▶ [Description of the task]: Below is a block of records. Copy every line in it that contains the word "arrow".

▶ [Saved entries]:
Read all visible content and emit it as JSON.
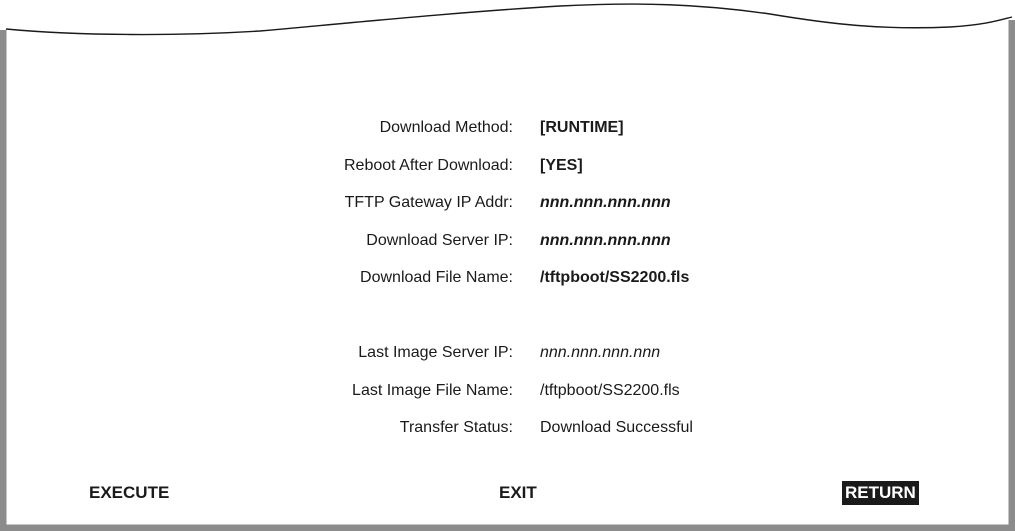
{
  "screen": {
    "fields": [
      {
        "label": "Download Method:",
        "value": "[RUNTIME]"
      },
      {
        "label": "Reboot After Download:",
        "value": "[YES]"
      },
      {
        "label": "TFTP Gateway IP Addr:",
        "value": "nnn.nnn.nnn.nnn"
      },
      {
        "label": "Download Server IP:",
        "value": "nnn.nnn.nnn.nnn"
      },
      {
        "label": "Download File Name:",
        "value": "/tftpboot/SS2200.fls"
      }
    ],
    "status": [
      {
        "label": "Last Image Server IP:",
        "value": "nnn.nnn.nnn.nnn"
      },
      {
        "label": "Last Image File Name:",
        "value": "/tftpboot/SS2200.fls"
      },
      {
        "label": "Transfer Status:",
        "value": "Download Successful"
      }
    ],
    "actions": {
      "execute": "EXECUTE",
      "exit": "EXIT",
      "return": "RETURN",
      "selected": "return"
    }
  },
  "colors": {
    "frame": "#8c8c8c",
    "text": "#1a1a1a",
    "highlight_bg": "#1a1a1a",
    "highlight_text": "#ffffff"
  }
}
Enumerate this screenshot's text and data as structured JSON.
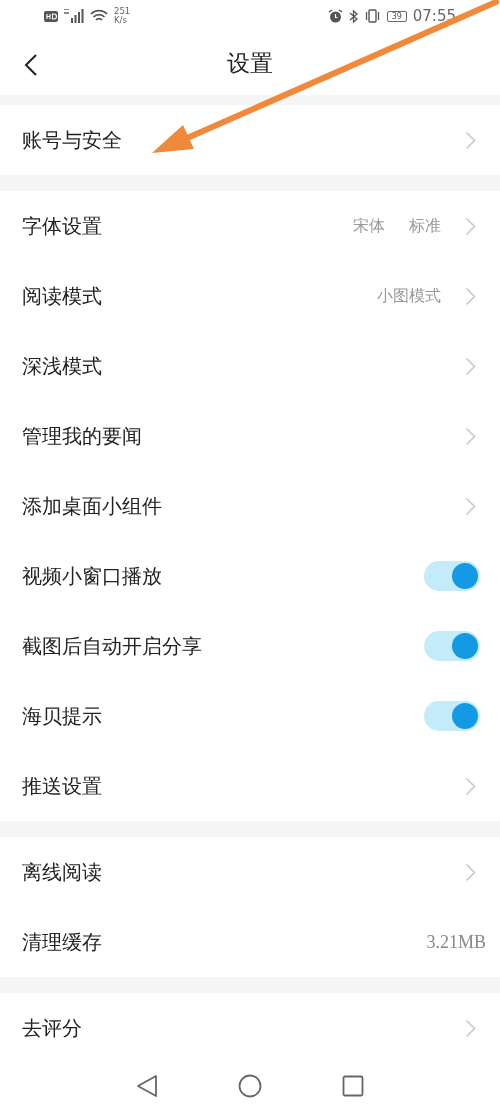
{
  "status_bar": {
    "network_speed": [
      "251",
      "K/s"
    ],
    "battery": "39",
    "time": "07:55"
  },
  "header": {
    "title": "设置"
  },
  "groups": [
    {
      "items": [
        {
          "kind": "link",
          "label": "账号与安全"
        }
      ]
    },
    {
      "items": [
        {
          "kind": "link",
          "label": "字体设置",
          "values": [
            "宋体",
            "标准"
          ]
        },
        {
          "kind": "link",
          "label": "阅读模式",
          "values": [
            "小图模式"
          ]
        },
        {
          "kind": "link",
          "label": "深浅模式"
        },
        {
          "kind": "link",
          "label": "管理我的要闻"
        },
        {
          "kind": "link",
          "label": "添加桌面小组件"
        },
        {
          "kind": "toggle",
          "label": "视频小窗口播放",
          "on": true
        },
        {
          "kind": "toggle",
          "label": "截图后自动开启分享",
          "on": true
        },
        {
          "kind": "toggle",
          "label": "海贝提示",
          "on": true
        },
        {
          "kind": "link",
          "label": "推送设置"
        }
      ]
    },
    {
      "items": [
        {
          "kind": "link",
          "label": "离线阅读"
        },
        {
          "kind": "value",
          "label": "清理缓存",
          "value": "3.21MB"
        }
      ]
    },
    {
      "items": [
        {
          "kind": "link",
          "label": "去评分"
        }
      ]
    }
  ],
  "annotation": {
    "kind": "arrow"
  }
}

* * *

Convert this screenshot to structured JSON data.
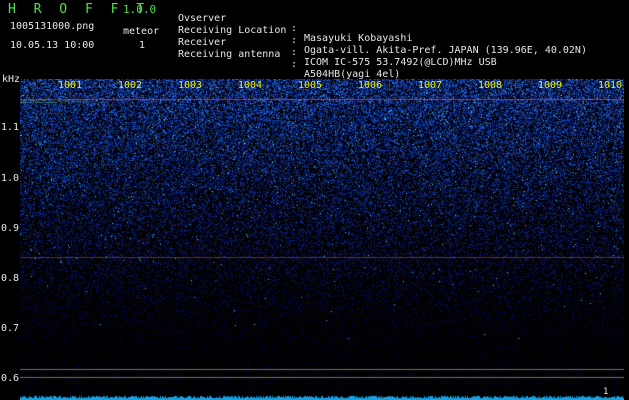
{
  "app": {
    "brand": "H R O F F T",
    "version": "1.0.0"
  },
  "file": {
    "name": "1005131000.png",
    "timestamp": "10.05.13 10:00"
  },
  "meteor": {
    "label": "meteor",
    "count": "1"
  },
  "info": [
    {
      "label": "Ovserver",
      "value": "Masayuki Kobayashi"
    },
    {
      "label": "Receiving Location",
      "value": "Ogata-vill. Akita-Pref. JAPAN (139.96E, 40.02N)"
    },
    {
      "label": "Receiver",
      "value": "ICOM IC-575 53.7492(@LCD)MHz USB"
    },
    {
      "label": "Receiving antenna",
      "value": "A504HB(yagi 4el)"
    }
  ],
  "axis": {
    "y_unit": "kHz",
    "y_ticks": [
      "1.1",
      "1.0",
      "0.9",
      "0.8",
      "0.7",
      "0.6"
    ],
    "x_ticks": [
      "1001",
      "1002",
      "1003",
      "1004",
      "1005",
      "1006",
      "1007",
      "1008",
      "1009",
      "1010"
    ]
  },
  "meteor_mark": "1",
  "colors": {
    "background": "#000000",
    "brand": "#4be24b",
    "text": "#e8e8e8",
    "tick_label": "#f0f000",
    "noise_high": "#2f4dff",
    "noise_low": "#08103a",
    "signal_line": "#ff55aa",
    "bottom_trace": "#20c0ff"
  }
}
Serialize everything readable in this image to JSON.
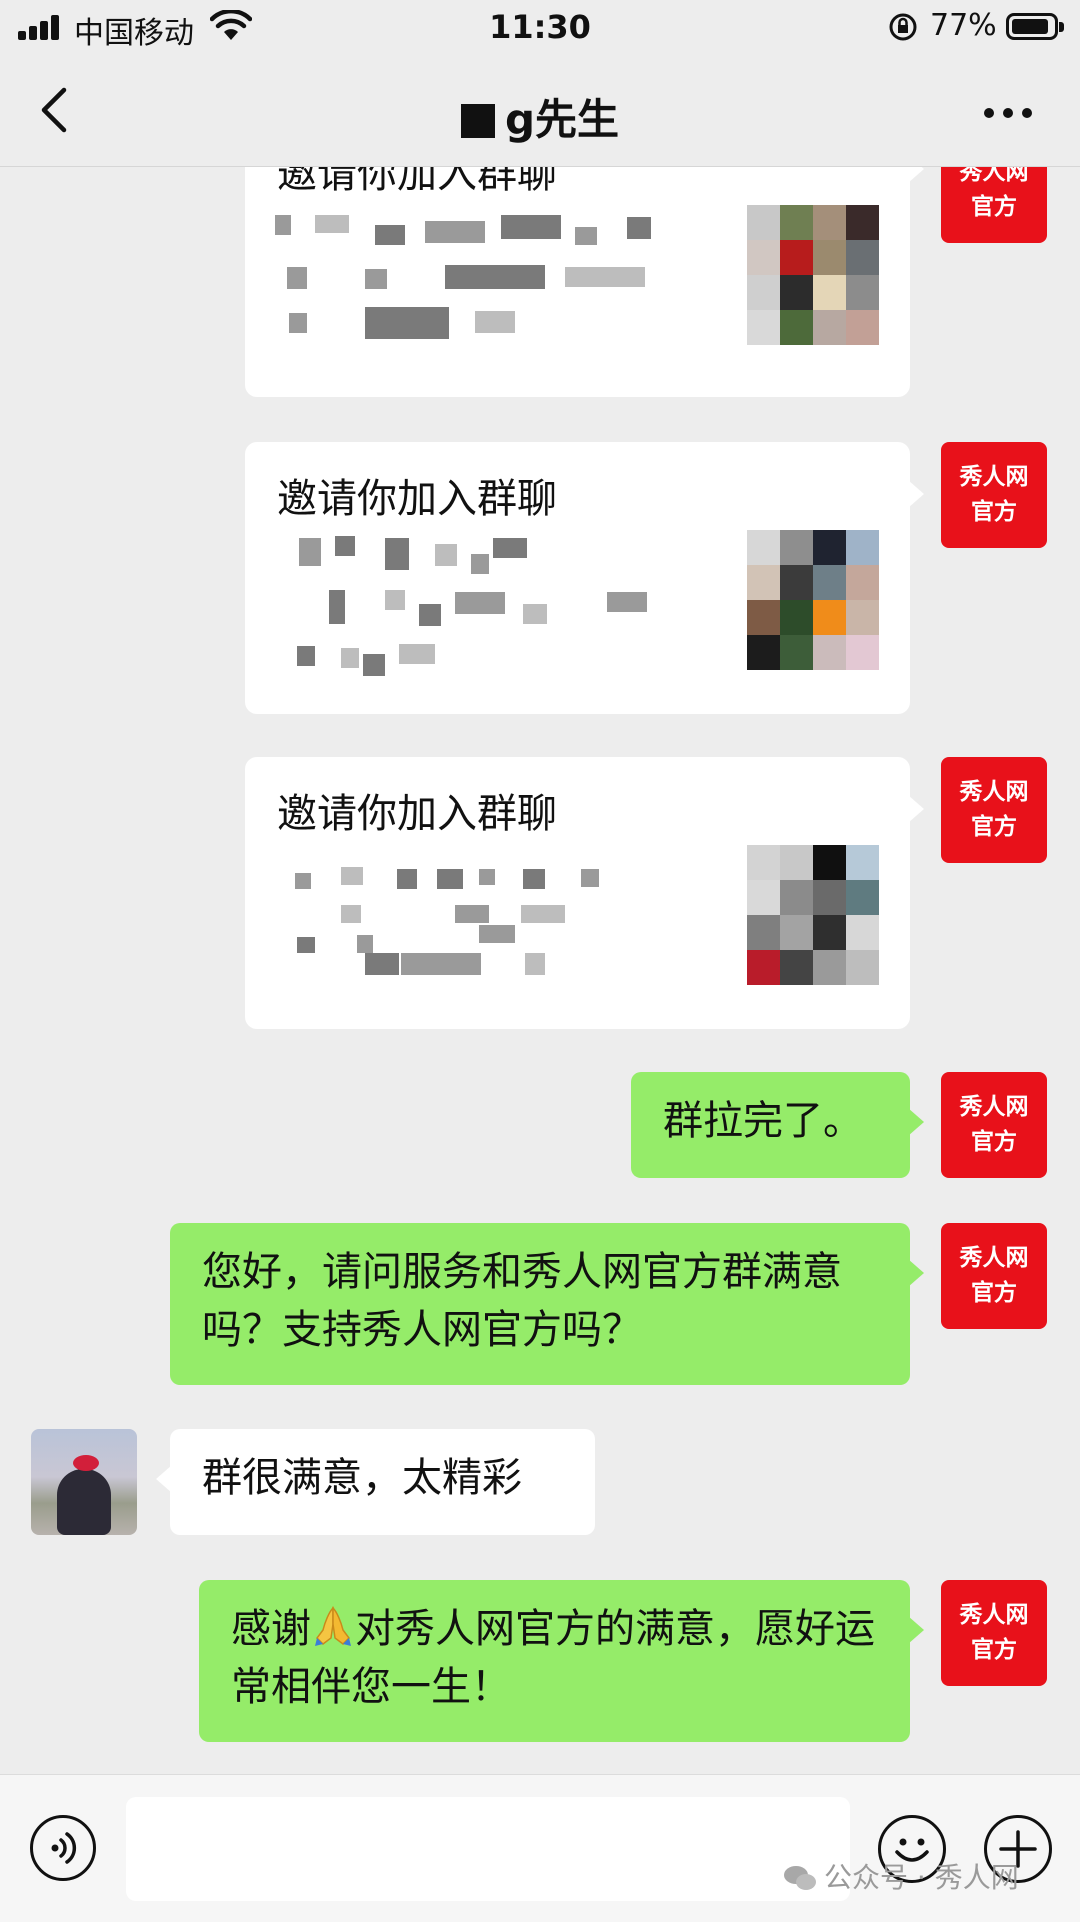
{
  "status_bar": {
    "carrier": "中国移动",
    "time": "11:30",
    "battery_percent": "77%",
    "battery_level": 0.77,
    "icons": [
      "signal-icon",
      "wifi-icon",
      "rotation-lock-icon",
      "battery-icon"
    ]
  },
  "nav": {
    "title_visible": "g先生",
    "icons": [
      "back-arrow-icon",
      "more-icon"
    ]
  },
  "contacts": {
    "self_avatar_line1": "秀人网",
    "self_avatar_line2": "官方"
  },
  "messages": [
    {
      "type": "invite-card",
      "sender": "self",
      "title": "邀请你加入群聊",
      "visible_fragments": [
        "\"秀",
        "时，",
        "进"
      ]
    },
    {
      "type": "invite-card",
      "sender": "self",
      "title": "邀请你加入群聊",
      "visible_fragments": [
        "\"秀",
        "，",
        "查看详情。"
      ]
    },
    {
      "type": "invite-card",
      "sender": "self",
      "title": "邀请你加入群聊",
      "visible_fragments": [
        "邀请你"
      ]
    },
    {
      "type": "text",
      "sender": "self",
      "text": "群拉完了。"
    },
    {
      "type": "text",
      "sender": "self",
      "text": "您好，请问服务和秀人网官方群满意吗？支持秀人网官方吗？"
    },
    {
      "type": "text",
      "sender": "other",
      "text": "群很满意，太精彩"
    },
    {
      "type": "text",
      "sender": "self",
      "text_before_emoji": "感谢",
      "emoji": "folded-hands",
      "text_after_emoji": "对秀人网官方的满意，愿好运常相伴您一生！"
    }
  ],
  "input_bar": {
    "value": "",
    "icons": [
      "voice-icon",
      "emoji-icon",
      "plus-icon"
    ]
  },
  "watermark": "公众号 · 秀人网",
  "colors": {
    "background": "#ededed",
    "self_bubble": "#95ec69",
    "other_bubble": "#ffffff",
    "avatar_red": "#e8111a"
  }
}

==

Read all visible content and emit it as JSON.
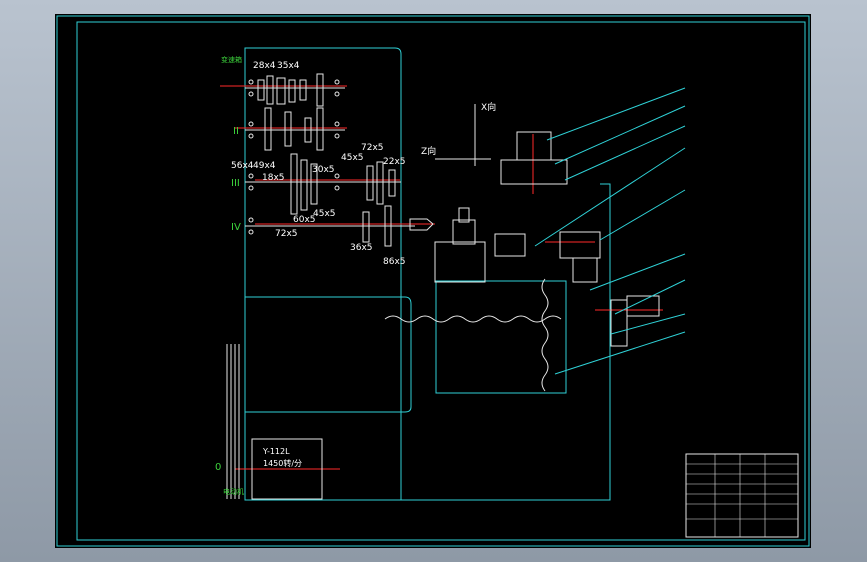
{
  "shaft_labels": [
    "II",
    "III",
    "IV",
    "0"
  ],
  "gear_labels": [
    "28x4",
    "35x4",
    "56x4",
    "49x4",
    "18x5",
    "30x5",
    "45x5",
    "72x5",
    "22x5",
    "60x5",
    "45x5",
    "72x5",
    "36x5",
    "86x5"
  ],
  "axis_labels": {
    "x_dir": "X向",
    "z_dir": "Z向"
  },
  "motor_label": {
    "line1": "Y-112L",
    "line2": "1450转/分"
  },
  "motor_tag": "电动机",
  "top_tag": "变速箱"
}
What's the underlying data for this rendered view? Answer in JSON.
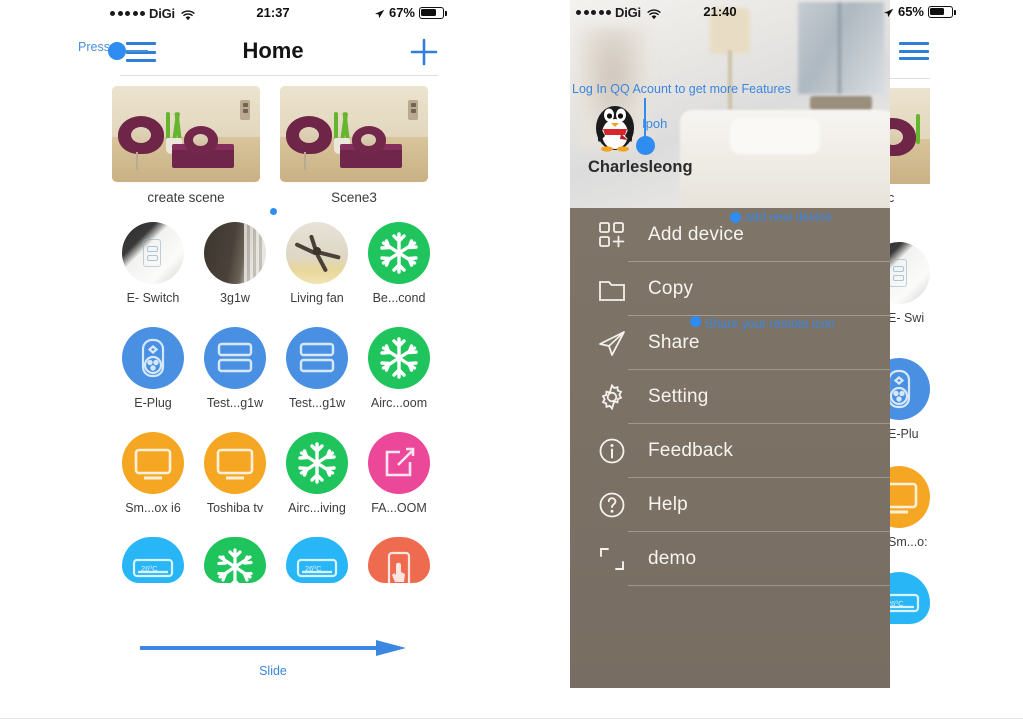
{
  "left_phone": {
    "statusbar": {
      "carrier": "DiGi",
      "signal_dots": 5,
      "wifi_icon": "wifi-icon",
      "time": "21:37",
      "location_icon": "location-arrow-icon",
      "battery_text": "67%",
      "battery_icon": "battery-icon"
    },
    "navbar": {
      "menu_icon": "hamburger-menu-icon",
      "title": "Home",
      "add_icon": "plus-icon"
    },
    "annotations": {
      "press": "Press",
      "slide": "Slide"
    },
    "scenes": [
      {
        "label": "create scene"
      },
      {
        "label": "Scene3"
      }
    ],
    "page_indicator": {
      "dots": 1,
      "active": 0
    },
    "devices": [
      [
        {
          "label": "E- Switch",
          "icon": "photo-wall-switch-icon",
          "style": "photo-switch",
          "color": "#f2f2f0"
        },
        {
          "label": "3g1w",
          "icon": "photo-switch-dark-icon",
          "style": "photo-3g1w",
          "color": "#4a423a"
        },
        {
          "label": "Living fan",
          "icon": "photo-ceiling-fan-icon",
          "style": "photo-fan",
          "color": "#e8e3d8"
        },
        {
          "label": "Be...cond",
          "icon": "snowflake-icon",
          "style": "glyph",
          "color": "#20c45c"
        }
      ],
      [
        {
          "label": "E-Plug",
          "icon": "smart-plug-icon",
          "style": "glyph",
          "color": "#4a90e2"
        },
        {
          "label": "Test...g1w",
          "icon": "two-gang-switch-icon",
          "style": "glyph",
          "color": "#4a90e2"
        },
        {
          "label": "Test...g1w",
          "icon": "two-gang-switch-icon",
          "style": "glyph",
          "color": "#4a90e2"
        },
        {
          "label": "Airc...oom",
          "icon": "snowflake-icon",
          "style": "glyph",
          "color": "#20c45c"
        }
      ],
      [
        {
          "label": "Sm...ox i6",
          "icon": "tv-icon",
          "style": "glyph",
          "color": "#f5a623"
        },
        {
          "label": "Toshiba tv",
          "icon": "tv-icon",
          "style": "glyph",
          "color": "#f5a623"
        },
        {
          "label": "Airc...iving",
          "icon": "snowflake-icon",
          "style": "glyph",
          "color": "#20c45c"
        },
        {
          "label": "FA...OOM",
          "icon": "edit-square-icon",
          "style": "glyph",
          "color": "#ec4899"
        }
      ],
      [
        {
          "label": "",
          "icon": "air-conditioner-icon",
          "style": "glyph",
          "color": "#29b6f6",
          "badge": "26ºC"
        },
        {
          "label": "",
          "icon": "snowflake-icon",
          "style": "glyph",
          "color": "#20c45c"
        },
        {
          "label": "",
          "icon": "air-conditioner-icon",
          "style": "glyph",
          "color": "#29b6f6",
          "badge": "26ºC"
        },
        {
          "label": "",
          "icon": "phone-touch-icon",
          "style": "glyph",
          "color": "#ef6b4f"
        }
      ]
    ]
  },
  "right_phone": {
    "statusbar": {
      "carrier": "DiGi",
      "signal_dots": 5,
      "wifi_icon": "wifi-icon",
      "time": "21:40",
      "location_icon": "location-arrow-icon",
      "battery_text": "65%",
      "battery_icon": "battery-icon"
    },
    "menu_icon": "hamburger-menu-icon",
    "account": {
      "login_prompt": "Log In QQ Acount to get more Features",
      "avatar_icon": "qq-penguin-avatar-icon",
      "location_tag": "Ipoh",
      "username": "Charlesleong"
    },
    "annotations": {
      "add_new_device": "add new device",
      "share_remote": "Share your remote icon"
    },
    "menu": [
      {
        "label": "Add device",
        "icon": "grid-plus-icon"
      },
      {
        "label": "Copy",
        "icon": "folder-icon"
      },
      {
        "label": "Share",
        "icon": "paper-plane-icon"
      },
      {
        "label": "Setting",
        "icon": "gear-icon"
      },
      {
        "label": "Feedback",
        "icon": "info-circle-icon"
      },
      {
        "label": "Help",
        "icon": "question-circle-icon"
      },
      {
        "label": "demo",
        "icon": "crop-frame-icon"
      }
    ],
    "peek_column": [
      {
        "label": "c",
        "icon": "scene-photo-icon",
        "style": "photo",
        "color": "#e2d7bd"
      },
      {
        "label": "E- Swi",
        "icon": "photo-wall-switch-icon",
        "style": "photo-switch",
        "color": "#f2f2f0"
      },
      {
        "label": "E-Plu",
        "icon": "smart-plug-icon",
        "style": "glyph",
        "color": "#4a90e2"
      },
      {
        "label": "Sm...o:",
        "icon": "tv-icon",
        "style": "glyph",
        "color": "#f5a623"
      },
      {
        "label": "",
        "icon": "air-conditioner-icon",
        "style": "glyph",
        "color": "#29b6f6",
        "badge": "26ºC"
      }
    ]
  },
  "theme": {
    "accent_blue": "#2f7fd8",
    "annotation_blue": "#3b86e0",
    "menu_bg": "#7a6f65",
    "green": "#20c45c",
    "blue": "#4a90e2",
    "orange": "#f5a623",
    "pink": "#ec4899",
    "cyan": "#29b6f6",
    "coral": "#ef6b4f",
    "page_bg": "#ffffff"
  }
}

▶ [Answer for this exercise]:
    "kind": "arrow"
      "back-arrow-icon",
      "location_icon": "location-arrow-icon",
      "location_icon": "location-arrow-icon",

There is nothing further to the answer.